═══ Exercise input ═══

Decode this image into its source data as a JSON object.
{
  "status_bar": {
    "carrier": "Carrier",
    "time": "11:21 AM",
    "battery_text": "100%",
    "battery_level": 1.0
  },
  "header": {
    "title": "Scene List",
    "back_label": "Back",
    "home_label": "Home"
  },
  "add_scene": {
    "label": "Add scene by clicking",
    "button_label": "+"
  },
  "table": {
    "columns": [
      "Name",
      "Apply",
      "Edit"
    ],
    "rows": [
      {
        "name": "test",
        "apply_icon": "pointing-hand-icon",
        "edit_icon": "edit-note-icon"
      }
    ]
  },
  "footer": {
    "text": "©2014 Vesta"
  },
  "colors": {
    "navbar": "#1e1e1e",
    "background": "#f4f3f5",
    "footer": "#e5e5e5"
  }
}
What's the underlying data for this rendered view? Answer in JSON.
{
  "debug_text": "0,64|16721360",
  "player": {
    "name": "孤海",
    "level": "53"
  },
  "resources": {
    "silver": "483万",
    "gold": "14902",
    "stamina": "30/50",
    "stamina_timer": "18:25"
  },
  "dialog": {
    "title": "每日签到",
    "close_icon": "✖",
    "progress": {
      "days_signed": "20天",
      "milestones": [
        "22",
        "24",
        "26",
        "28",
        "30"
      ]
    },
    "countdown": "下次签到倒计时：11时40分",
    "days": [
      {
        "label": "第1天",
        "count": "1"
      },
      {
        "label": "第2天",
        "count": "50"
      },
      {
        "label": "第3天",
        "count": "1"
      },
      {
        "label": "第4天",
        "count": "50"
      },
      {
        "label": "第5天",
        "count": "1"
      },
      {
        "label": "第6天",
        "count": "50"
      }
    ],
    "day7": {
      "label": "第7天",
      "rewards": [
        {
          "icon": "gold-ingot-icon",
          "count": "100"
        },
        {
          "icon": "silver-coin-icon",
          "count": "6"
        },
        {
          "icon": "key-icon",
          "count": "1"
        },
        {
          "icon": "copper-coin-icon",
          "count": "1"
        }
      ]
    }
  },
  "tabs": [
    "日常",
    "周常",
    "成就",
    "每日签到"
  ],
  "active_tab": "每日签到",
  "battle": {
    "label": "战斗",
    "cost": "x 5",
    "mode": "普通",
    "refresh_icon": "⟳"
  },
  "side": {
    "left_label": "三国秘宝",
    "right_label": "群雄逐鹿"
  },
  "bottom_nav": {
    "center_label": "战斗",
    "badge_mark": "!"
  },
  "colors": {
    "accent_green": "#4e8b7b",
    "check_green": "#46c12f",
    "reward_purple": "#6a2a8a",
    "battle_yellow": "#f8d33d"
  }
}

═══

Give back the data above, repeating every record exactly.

Decode this image into its source data as a JSON object.
{
  "status_bar": {
    "carrier": "Carrier",
    "time": "11:21 AM",
    "battery_text": "100%",
    "battery_level": 1.0
  },
  "header": {
    "title": "Scene List",
    "back_label": "Back",
    "home_label": "Home"
  },
  "add_scene": {
    "label": "Add scene by clicking",
    "button_label": "+"
  },
  "table": {
    "columns": [
      "Name",
      "Apply",
      "Edit"
    ],
    "rows": [
      {
        "name": "test",
        "apply_icon": "pointing-hand-icon",
        "edit_icon": "edit-note-icon"
      }
    ]
  },
  "footer": {
    "text": "©2014 Vesta"
  },
  "colors": {
    "navbar": "#1e1e1e",
    "background": "#f4f3f5",
    "footer": "#e5e5e5"
  }
}
What's the underlying data for this rendered view? Answer in JSON.
{
  "debug_text": "0,64|16721360",
  "player": {
    "name": "孤海",
    "level": "53"
  },
  "resources": {
    "silver": "483万",
    "gold": "14902",
    "stamina": "30/50",
    "stamina_timer": "18:25"
  },
  "dialog": {
    "title": "每日签到",
    "close_icon": "✖",
    "progress": {
      "days_signed": "20天",
      "milestones": [
        "22",
        "24",
        "26",
        "28",
        "30"
      ]
    },
    "countdown": "下次签到倒计时：11时40分",
    "days": [
      {
        "label": "第1天",
        "count": "1"
      },
      {
        "label": "第2天",
        "count": "50"
      },
      {
        "label": "第3天",
        "count": "1"
      },
      {
        "label": "第4天",
        "count": "50"
      },
      {
        "label": "第5天",
        "count": "1"
      },
      {
        "label": "第6天",
        "count": "50"
      }
    ],
    "day7": {
      "label": "第7天",
      "rewards": [
        {
          "icon": "gold-ingot-icon",
          "count": "100"
        },
        {
          "icon": "silver-coin-icon",
          "count": "6"
        },
        {
          "icon": "key-icon",
          "count": "1"
        },
        {
          "icon": "copper-coin-icon",
          "count": "1"
        }
      ]
    }
  },
  "tabs": [
    "日常",
    "周常",
    "成就",
    "每日签到"
  ],
  "active_tab": "每日签到",
  "battle": {
    "label": "战斗",
    "cost": "x 5",
    "mode": "普通",
    "refresh_icon": "⟳"
  },
  "side": {
    "left_label": "三国秘宝",
    "right_label": "群雄逐鹿"
  },
  "bottom_nav": {
    "center_label": "战斗",
    "badge_mark": "!"
  },
  "colors": {
    "accent_green": "#4e8b7b",
    "check_green": "#46c12f",
    "reward_purple": "#6a2a8a",
    "battle_yellow": "#f8d33d"
  }
}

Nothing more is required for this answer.